Rural/Metro Corp. has little to lose financially in the upcoming election in which voters will decide whether to retain the company's contract with Scottsdale for fire service.
That’s according to Jack Brucker, president and chief executive of the Scottsdale-based company. In a May 20 special election, voters will consider two ballot measures to create a city fire department.
But the company hopes to retain the contract for “emotional and sentimental attachment reasons,” he said.
“It was our first contract and it's our founding contract,” Brucker said. “It's kind of a cornerstone contract and the company has always been identified with the Scottsdale fire contract.”
From a financial perspective, the contract represents less than 3 percent of Rural/Metro's total revenue and less than 1 percent of its total profit, he said.
The revenue from the Scottsdale fire contract is $16.8 million, while the company's total net revenue last year was $497 million.
“We have approximately 10,000 employees and the total Scottsdale work force is less than 200, so it's less than 2 percent of our work force,” Brucker said.
The Scottsdale fire contract limits Rural/Metro to a 2.6 percent profit margin, Brucker said. Because the company is responsible for all overtime, there's usually no profit, he said.

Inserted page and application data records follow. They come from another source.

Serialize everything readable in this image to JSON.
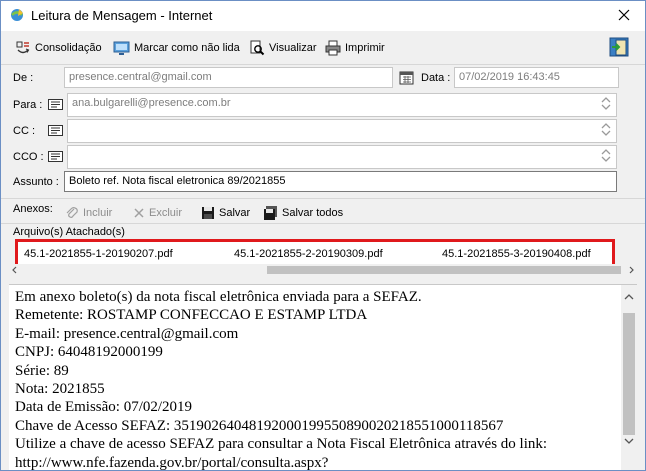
{
  "window": {
    "title": "Leitura de Mensagem - Internet"
  },
  "toolbar": {
    "consolidacao": "Consolidação",
    "marcar_nao_lida": "Marcar como não lida",
    "visualizar": "Visualizar",
    "imprimir": "Imprimir"
  },
  "form": {
    "de_label": "De :",
    "de_value": "presence.central@gmail.com",
    "data_label": "Data :",
    "data_value": "07/02/2019 16:43:45",
    "para_label": "Para :",
    "para_value": "ana.bulgarelli@presence.com.br",
    "cc_label": "CC :",
    "cc_value": "",
    "cco_label": "CCO :",
    "cco_value": "",
    "assunto_label": "Assunto :",
    "assunto_value": "Boleto ref. Nota fiscal eletronica 89/2021855"
  },
  "anexos": {
    "label": "Anexos:",
    "incluir": "Incluir",
    "excluir": "Excluir",
    "salvar": "Salvar",
    "salvar_todos": "Salvar todos",
    "attached_label": "Arquivo(s) Atachado(s)",
    "files": [
      "45.1-2021855-1-20190207.pdf",
      "45.1-2021855-2-20190309.pdf",
      "45.1-2021855-3-20190408.pdf"
    ]
  },
  "message": {
    "lines": [
      "Em anexo boleto(s) da nota fiscal eletrônica enviada para a SEFAZ.",
      "Remetente: ROSTAMP CONFECCAO E ESTAMP LTDA",
      "E-mail: presence.central@gmail.com",
      "CNPJ: 64048192000199",
      "Série: 89",
      "Nota: 2021855",
      "Data de Emissão: 07/02/2019",
      "Chave de Acesso SEFAZ: 35190264048192000199550890020218551000118567",
      "Utilize a chave de acesso SEFAZ para consultar a Nota Fiscal Eletrônica através do link:",
      "http://www.nfe.fazenda.gov.br/portal/consulta.aspx?"
    ]
  },
  "colors": {
    "highlight_border": "#e0191c",
    "accent": "#2e6fb8"
  },
  "icons": [
    "app-icon",
    "close-icon",
    "consolidacao-icon",
    "monitor-icon",
    "magnifier-icon",
    "printer-icon",
    "exit-door-icon",
    "calendar-icon",
    "address-book-icon",
    "spin-arrows-icon",
    "paperclip-icon",
    "x-icon",
    "floppy-icon",
    "floppy-stack-icon"
  ]
}
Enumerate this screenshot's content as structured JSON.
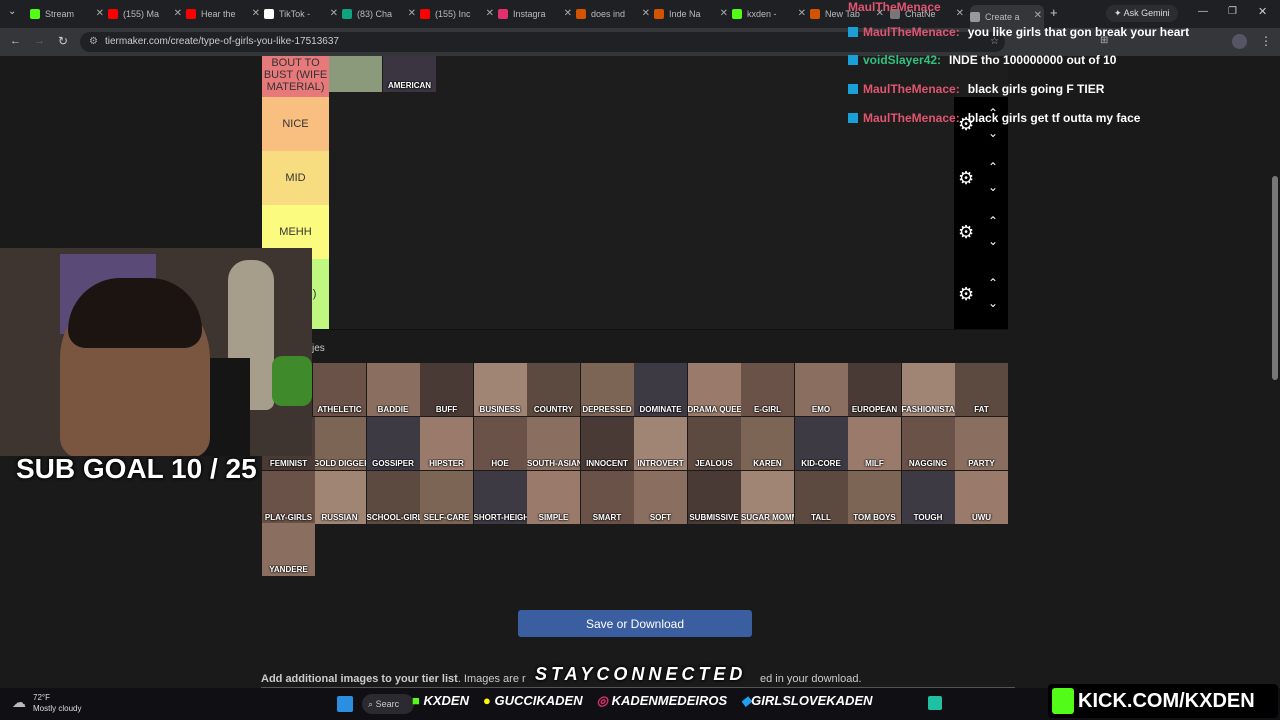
{
  "browser": {
    "tabs": [
      {
        "label": "Stream",
        "color": "#53fc18"
      },
      {
        "label": "(155) Ma",
        "color": "#ff0000"
      },
      {
        "label": "Hear the",
        "color": "#ff0000"
      },
      {
        "label": "TikTok -",
        "color": "#ffffff"
      },
      {
        "label": "(83) Cha",
        "color": "#10a37f"
      },
      {
        "label": "(155) Inc",
        "color": "#ff0000"
      },
      {
        "label": "Instagra",
        "color": "#e1306c"
      },
      {
        "label": "does ind",
        "color": "#d35400"
      },
      {
        "label": "Inde Na",
        "color": "#d35400"
      },
      {
        "label": "kxden -",
        "color": "#53fc18"
      },
      {
        "label": "New Tab",
        "color": "#d35400"
      },
      {
        "label": "ChatNe",
        "color": "#777777"
      },
      {
        "label": "Create a",
        "color": "#999999"
      }
    ],
    "url": "tiermaker.com/create/type-of-girls-you-like-17513637",
    "ask_gemini": "Ask Gemini"
  },
  "tiers": [
    {
      "label": "BOUT TO BUST (WIFE MATERIAL)",
      "color": "#e8797a",
      "items": [
        "",
        "AMERICAN"
      ]
    },
    {
      "label": "NICE",
      "color": "#f9bf80",
      "items": []
    },
    {
      "label": "MID",
      "color": "#f8dd80",
      "items": []
    },
    {
      "label": "MEHH",
      "color": "#fbfb80",
      "items": []
    },
    {
      "label": "Y DOG )",
      "color": "#bff780",
      "items": []
    }
  ],
  "pool_label": "jes",
  "pool_items": [
    "ATHELETIC",
    "BADDIE",
    "BUFF",
    "BUSINESS",
    "COUNTRY",
    "DEPRESSED",
    "DOMINATE",
    "DRAMA QUEEN",
    "E-GIRL",
    "EMO",
    "EUROPEAN",
    "FASHIONISTA",
    "FAT",
    "GOLD DIGGER",
    "GOSSIPER",
    "HIPSTER",
    "HOE",
    "SOUTH-ASIAN",
    "INNOCENT",
    "INTROVERT",
    "JEALOUS",
    "KAREN",
    "KID-CORE",
    "MILF",
    "NAGGING",
    "PARTY",
    "FEMINIST",
    "RUSSIAN",
    "SCHOOL-GIRLS",
    "SELF-CARE",
    "SHORT-HEIGHTED",
    "SIMPLE",
    "SMART",
    "SOFT",
    "SUBMISSIVE",
    "SUGAR MOMMY",
    "TALL",
    "TOM BOYS",
    "TOUGH",
    "UWU",
    "PLAY-GIRLS",
    "YANDERE"
  ],
  "save_button": "Save or Download",
  "add_images_bold": "Add additional images to your tier list",
  "add_images_rest": ". Images are r",
  "add_images_tail": "ed in your download.",
  "chat": [
    {
      "user": "MaulTheMenace",
      "message": "you like girls that gon break your heart",
      "color": "#e05570"
    },
    {
      "user": "voidSlayer42",
      "message": "INDE tho 100000000 out of 10",
      "color": "#2ec27e"
    },
    {
      "user": "MaulTheMenace",
      "message": "black girls going F TIER",
      "color": "#e05570"
    },
    {
      "user": "MaulTheMenace",
      "message": "black girls get tf outta my face",
      "color": "#e05570"
    }
  ],
  "chat_top_user": "MaulTheMenace",
  "sub_goal": "SUB GOAL 10 / 25",
  "stay_connected": "STAYCONNECTED",
  "weather": {
    "temp": "72°F",
    "desc": "Mostly cloudy"
  },
  "search_label": "Searc",
  "socials": [
    "KXDEN",
    "GUCCIKADEN",
    "KADENMEDEIROS",
    "GIRLSLOVEKADEN"
  ],
  "kick_banner": "KICK.COM/KXDEN"
}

“Just in the past three or four months, the company has renewed or obtained new contracts that will far exceed the revenue of the Scottsdale contract,” Brucker said. “From a profitability perspective, since we've signed a new contract, we've operated at a break even or slight loss.”
Rural/Metro has about 2,500 employees in Arizona, so losing the contract would not significantly reduce its work force and operations in this state, he said. Those who would lose their jobs would likely be hired by Scottsdale to man its new fire department, he said.
Also, losing the contract wouldn't greatly diminish the company’s presence in Scottsdale, Brucker said.
“We have our communications center that supports Southwest Ambulance here, and we have our corporate office here,” he said. “We also do all of our billing and collections for San Diego, Seattle and Denver . . . the Western states billing company employs about 90 people. Our corporate office as such employs around 100 to 125 people. That supports nationwide and would not be affected.”
Southwest Ambulance is owned by Rural/Metro, serves 14 Valley cities and has a big presence in Tucson, Brucker said.
Nationally, Rural/Metro provides emergency and non-emergency medical transportation, fire protection, and other safety services in about 400 communities, including such large metropolitan areas as San Diego, Orlando, Fla., and Atlanta. In the last three years, the company has been growing at an annual rate of 8 percent, Brucker said.
“We just became the sole provider (of ambulance service) for Las Cruces, N.M., and we also just got a six-year renewal we valued at $70 million to continue to provide for Fort Worth, Texas, and the 12 surrounding communities,” he said. “Also, we just were renewed in Jefferson Township, Kentucky, and at Ohio State University Medical Center, which is a huge medical complex in Columbus, Ohio.”
Compared with the Scottsdale contract, the new contracts feature higher profit margins, Brucker said. For example, the Fort Worth contract's profit margin is higher than 10 percent, he said.
“Just in the past three or four months, the company has renewed or obtained new contracts that will far exceed the revenue of the Scottsdale contract,” he said.”
Still, Rural/Metro does want to retain the Scottsdale contract, Brucker said.
“It's important to our corporate culture and it's important to who we are,” he said.